INPUT FOR THIS TASK.
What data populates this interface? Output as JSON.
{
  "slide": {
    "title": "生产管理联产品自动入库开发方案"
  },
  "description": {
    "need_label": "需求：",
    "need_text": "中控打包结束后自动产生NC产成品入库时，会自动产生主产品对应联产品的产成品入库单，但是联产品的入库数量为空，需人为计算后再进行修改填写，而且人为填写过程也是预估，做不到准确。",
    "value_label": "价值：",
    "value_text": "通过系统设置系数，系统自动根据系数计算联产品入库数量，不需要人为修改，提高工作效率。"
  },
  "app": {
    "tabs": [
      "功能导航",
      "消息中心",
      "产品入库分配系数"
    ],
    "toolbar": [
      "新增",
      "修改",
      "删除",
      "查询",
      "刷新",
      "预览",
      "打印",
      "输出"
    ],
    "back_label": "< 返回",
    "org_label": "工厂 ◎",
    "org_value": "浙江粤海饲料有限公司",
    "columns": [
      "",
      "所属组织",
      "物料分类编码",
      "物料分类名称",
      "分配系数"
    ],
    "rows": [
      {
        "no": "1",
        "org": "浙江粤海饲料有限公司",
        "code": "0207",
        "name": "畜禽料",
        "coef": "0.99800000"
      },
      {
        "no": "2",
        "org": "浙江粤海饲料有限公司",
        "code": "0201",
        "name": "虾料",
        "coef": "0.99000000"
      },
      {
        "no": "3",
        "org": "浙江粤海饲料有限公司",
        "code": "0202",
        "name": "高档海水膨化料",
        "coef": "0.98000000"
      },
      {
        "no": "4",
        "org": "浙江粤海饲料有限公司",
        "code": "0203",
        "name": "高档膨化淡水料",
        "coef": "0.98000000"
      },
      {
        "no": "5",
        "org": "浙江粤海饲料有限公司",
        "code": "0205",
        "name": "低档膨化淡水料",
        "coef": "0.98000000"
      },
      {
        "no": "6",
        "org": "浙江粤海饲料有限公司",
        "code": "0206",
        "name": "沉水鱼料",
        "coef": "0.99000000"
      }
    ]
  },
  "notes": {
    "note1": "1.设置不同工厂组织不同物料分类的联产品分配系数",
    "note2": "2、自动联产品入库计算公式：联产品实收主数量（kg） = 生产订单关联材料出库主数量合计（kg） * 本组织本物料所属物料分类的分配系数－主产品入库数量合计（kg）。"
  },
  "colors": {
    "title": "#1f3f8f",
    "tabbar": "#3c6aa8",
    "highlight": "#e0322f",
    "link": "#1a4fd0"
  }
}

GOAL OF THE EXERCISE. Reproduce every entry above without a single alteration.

YOUR SOLUTION.
What data populates this interface? Output as JSON.
{
  "slide": {
    "title": "生产管理联产品自动入库开发方案"
  },
  "description": {
    "need_label": "需求：",
    "need_text": "中控打包结束后自动产生NC产成品入库时，会自动产生主产品对应联产品的产成品入库单，但是联产品的入库数量为空，需人为计算后再进行修改填写，而且人为填写过程也是预估，做不到准确。",
    "value_label": "价值：",
    "value_text": "通过系统设置系数，系统自动根据系数计算联产品入库数量，不需要人为修改，提高工作效率。"
  },
  "app": {
    "tabs": [
      "功能导航",
      "消息中心",
      "产品入库分配系数"
    ],
    "toolbar": [
      "新增",
      "修改",
      "删除",
      "查询",
      "刷新",
      "预览",
      "打印",
      "输出"
    ],
    "back_label": "< 返回",
    "org_label": "工厂 ◎",
    "org_value": "浙江粤海饲料有限公司",
    "columns": [
      "",
      "所属组织",
      "物料分类编码",
      "物料分类名称",
      "分配系数"
    ],
    "rows": [
      {
        "no": "1",
        "org": "浙江粤海饲料有限公司",
        "code": "0207",
        "name": "畜禽料",
        "coef": "0.99800000"
      },
      {
        "no": "2",
        "org": "浙江粤海饲料有限公司",
        "code": "0201",
        "name": "虾料",
        "coef": "0.99000000"
      },
      {
        "no": "3",
        "org": "浙江粤海饲料有限公司",
        "code": "0202",
        "name": "高档海水膨化料",
        "coef": "0.98000000"
      },
      {
        "no": "4",
        "org": "浙江粤海饲料有限公司",
        "code": "0203",
        "name": "高档膨化淡水料",
        "coef": "0.98000000"
      },
      {
        "no": "5",
        "org": "浙江粤海饲料有限公司",
        "code": "0205",
        "name": "低档膨化淡水料",
        "coef": "0.98000000"
      },
      {
        "no": "6",
        "org": "浙江粤海饲料有限公司",
        "code": "0206",
        "name": "沉水鱼料",
        "coef": "0.99000000"
      }
    ]
  },
  "notes": {
    "note1": "1.设置不同工厂组织不同物料分类的联产品分配系数",
    "note2": "2、自动联产品入库计算公式：联产品实收主数量（kg） = 生产订单关联材料出库主数量合计（kg） * 本组织本物料所属物料分类的分配系数－主产品入库数量合计（kg）。"
  },
  "colors": {
    "title": "#1f3f8f",
    "tabbar": "#3c6aa8",
    "highlight": "#e0322f",
    "link": "#1a4fd0"
  }
}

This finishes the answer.